Mayor Rahm Emanuel on Friday unveiled his plan to fund keeping Chicago Public Schools open through the end of the school year, a promise that has so far been met with more questions that answers.
Twice in the last two weeks, briefings on the mayor’s funding plan have been postponed, but details were released Friday, including a plan to borrow millions of dollars.
Emanuel said he plans to use $389 million in Grant Anticipation Notes secured by state block grants. He added that there would be no budget cuts through the end of the school year.
"We are not going to let the hard work and record progress of Chicago students, teachers, principals and families be derailed by failed leadership in Springfield," Emanuel said in a statement. "The State of Illinois is dead last in education funding, has among the most inequitable school funding formulas in the country, and owes Chicago Public Schools $467 million in payments. While we work with state lawmakers on long-term solutions to Illinois' education funding challenges, in the short-term we are doing what is necessary to keep our students in the classroom and on the path to a brighter future."

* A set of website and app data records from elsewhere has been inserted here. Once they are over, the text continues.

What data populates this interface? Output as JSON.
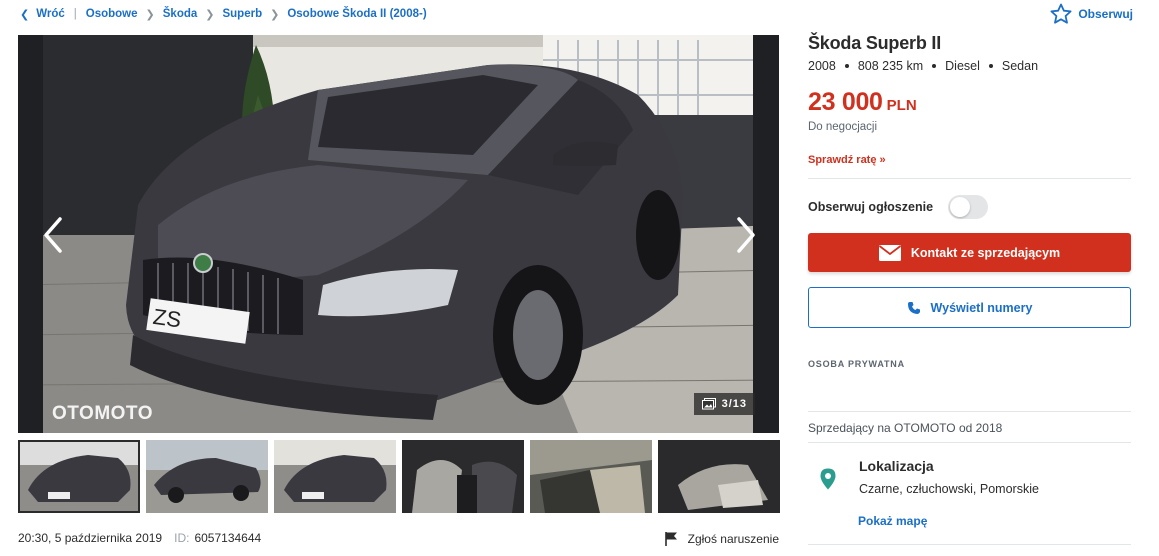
{
  "breadcrumb": {
    "back_label": "Wróć",
    "items": [
      "Osobowe",
      "Škoda",
      "Superb",
      "Osobowe Škoda II (2008-)"
    ]
  },
  "header": {
    "watch_label": "Obserwuj",
    "watch_icon": "star-outline-icon"
  },
  "gallery": {
    "counter": "3/13",
    "counter_icon": "photos-icon",
    "watermark": "OTOMOTO",
    "plate_text": "ZS",
    "prev_icon": "chevron-left-icon",
    "next_icon": "chevron-right-icon",
    "thumb_count": 6,
    "active_thumb": 1
  },
  "meta": {
    "date": "20:30, 5 października 2019",
    "id_label": "ID:",
    "id_value": "6057134644",
    "report_label": "Zgłoś naruszenie",
    "report_icon": "flag-icon"
  },
  "listing": {
    "title": "Škoda Superb II",
    "specs": [
      "2008",
      "808 235 km",
      "Diesel",
      "Sedan"
    ],
    "price": "23 000",
    "currency": "PLN",
    "negotiable": "Do negocjacji",
    "check_rate": "Sprawdź ratę »"
  },
  "actions": {
    "observe_label": "Obserwuj ogłoszenie",
    "observe_on": false,
    "contact_label": "Kontakt ze sprzedającym",
    "contact_icon": "envelope-icon",
    "phone_label": "Wyświetl numery",
    "phone_icon": "phone-icon"
  },
  "seller": {
    "type": "OSOBA PRYWATNA",
    "since": "Sprzedający na OTOMOTO od 2018"
  },
  "location": {
    "title": "Lokalizacja",
    "address": "Czarne, człuchowski, Pomorskie",
    "map_link": "Pokaż mapę",
    "icon": "map-pin-icon"
  },
  "colors": {
    "accent_blue": "#1b6fc7",
    "price_red": "#d0301d",
    "button_red": "#d0301d"
  }
}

While the solution from Emanuel is only short-term, Chicago continues to look to Springfield to change the education funding formula.
"Governor [Bruce] Rauner is forcing Chicago’s students to pay the price for his failure to pass a state budget and end the racially discriminatory funding that jeopardizes their futures,” CPS CEO Forrest Claypool said in a statement. “Governor Rauner wants CPS to get by on ‘baling wire and chewing gum,’ the words of his representatives, and this plan does exactly that – bridges CPS through the next few months, keeping schools open until June 20, making our pension payment that no other district in the state has to make, and meeting our obligations until we receive more funding later this summer. Until the State of Illinois funds Chicago’s minority students at the same levels as the rest of predominantly white Illinois, our financial challenges will continue.”
Illinois has been without a budget for nearly two years.
A spokesperson for Rauner, however, said state funding is not to blame for the current issues facing Chicago schools.
"Instead of engaging with leaders and lawmakers to find solutions to this crisis, the mayor continuously chooses to lay blame on others instead of taking responsibility for his own massive failure of governance,” Eleni Demertzis said in a statement.
The Chicago Teachers Union also criticized Emanuel's plan, calling it "terribly irresponsible."
"This deal is akin to a payday loan that will take years to pay off at the expense of our school communities, while bankers continue to profit off the school district—a scenario that has, in part, led us to where we are today," the union said in a statement. “Instead of taking advantage of unused tax increment financing (TIF) funds or undoing a corporate tax break that the city can ill-afford, the mayor’s solution to CPS debt is to increase that burden through predatory loans from the same banks and investors that helped cause this problem. If the definition of insanity is to do the same thing over and over again and expect different results, we have to wonder where we are headed under current city and CPS leadership."